··· TASK INPUTS ···

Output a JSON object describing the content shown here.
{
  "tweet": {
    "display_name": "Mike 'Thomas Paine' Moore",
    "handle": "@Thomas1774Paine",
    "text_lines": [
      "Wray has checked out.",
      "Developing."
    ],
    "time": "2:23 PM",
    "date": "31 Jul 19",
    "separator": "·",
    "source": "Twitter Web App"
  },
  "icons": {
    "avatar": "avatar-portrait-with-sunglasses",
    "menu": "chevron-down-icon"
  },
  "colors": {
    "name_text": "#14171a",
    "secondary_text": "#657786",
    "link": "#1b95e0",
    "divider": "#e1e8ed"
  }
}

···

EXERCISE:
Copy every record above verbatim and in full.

RESULT OF THE TASK:
Output a JSON object describing the content shown here.
{
  "tweet": {
    "display_name": "Mike 'Thomas Paine' Moore",
    "handle": "@Thomas1774Paine",
    "text_lines": [
      "Wray has checked out.",
      "Developing."
    ],
    "time": "2:23 PM",
    "date": "31 Jul 19",
    "separator": "·",
    "source": "Twitter Web App"
  },
  "icons": {
    "avatar": "avatar-portrait-with-sunglasses",
    "menu": "chevron-down-icon"
  },
  "colors": {
    "name_text": "#14171a",
    "secondary_text": "#657786",
    "link": "#1b95e0",
    "divider": "#e1e8ed"
  }
}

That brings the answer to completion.